THE RECORDS -
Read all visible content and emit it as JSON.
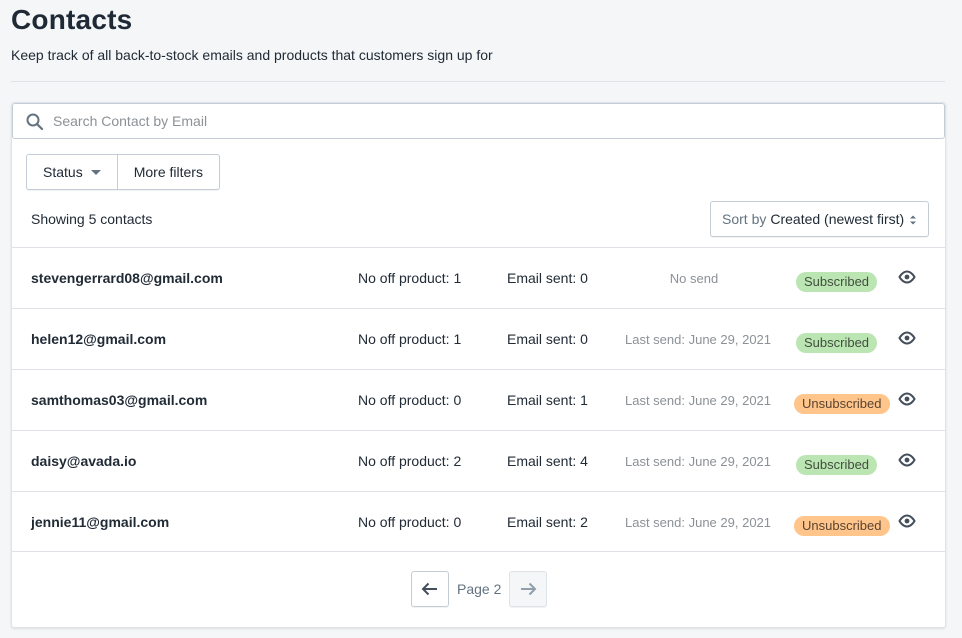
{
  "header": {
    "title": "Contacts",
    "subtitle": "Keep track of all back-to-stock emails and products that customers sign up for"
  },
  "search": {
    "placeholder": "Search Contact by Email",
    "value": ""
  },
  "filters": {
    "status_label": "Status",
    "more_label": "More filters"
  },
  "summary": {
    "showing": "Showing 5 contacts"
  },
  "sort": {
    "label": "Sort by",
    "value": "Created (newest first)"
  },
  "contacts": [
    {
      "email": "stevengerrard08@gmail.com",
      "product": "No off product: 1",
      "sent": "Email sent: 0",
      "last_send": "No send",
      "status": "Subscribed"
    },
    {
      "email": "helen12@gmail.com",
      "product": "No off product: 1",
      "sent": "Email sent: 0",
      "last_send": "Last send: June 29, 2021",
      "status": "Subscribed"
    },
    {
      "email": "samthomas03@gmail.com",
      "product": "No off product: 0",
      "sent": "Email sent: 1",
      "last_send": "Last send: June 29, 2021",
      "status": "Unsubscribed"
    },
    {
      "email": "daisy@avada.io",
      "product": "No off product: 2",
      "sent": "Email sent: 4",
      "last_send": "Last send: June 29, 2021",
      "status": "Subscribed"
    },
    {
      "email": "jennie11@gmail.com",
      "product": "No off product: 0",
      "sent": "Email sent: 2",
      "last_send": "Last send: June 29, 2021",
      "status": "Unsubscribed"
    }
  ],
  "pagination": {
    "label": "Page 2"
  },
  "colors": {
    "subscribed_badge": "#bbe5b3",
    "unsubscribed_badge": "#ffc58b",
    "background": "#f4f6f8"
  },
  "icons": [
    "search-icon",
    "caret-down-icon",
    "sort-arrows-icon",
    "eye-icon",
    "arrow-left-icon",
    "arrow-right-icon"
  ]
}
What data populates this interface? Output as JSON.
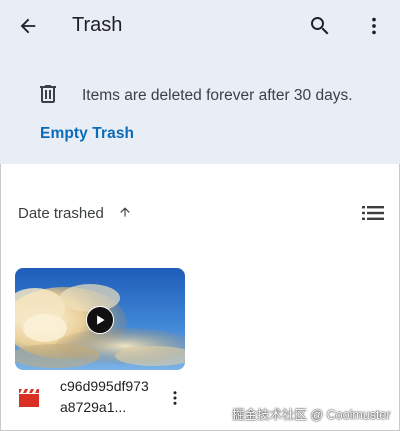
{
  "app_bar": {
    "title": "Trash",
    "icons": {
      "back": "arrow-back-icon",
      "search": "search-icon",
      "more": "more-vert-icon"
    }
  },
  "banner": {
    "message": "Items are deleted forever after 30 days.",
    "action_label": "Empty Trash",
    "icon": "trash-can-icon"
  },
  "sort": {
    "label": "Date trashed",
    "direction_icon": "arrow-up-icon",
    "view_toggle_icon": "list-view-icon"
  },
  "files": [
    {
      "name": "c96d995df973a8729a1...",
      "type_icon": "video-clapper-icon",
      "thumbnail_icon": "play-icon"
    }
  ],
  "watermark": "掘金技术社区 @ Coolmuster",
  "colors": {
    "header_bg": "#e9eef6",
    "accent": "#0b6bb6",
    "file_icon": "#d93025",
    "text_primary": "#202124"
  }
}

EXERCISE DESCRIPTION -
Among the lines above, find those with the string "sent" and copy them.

RESULT OF THIS TASK -
      "sent": "Email sent: 0",
      "sent": "Email sent: 0",
      "sent": "Email sent: 1",
      "sent": "Email sent: 4",
      "sent": "Email sent: 2",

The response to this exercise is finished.